My early memories of our family are country.  I had two brothers.  The picture above is a jokingly memory of what we would have looked like.  Country, smiling and the appearance of the elevator not going to the top floor.  My whole family was country.  Drinking water with a tin cup from a well in the front yard.  Coal stove in the middle of the living room at my grandmothers house.  Killing hogs in October and eating squirrel and dumplings that my great grandfather provided.  My dad went to the 6th grade.  I remember wanting more for myself at a very early age.  As early as I could remember, I wanted to have more choices than my dad had.  His circumstances were no fault of his own.  He quit school to go to work when his dad was killed in a train accident.  As I grew up we went to auctions on Saturday nights.  I played a lot of sports.  I got into a lot of fights.  I started working when I was 8 years old.  All of these things mold the way you are as an adult.  

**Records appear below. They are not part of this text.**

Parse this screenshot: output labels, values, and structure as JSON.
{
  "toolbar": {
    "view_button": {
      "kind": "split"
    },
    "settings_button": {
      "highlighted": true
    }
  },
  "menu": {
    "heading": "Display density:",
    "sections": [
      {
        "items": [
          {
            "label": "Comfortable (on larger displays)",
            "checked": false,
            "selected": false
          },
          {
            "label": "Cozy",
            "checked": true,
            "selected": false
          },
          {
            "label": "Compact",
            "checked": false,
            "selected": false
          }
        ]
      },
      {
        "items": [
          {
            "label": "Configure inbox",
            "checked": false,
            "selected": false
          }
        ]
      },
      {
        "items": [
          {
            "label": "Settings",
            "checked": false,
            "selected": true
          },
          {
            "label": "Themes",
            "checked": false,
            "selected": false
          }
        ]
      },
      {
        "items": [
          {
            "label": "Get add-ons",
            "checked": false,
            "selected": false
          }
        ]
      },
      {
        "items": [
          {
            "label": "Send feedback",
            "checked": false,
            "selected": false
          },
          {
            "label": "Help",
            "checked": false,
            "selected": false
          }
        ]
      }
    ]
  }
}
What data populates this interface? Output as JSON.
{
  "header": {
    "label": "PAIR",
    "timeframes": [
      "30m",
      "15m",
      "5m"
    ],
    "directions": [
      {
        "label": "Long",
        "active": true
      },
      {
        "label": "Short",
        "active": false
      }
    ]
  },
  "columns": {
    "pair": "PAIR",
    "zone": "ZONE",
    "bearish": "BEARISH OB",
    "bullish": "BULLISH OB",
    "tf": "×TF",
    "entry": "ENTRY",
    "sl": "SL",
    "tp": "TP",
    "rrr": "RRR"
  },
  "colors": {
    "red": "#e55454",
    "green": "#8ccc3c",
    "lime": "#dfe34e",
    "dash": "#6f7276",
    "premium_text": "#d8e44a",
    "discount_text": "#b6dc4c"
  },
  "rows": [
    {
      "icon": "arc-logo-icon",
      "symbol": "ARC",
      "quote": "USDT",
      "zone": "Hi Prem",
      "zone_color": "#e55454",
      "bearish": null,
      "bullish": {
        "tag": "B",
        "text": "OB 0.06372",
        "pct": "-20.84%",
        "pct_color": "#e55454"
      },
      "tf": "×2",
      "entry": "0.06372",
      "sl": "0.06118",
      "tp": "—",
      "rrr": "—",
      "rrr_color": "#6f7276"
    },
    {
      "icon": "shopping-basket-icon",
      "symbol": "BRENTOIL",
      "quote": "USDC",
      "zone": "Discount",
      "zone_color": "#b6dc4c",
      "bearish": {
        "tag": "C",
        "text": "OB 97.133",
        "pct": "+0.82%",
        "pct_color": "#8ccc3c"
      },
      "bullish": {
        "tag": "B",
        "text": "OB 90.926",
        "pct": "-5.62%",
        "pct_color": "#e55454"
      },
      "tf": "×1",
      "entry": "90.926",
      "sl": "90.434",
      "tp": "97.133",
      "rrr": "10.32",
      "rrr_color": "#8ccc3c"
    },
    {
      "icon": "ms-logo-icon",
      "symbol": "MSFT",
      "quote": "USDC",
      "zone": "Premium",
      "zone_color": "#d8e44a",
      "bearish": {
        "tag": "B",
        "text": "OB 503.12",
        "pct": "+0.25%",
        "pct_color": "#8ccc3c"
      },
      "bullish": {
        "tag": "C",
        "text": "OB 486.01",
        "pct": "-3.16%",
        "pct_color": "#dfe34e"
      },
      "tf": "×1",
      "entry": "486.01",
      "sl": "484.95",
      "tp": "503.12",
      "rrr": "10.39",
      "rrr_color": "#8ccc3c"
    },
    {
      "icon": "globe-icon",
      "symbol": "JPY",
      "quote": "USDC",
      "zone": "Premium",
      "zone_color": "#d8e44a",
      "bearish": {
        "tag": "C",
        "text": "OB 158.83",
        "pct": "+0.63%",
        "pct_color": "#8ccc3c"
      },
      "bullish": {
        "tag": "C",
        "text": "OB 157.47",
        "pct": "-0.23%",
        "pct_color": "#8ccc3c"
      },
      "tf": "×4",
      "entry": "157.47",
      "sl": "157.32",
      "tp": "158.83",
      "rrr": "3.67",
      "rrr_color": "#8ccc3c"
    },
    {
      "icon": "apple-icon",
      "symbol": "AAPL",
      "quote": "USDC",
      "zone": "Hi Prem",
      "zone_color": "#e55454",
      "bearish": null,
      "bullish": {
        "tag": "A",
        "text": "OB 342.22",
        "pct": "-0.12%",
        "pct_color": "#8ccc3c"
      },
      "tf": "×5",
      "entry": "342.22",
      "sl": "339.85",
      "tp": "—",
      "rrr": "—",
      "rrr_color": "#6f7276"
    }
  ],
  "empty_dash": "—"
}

As you know a persons story, you will look at them in an entirely different way.  Below is a video which describes the power of “Every Person has a Story”.

every person has a story

Take time to remember with those you value most.  Your lives will never be the same!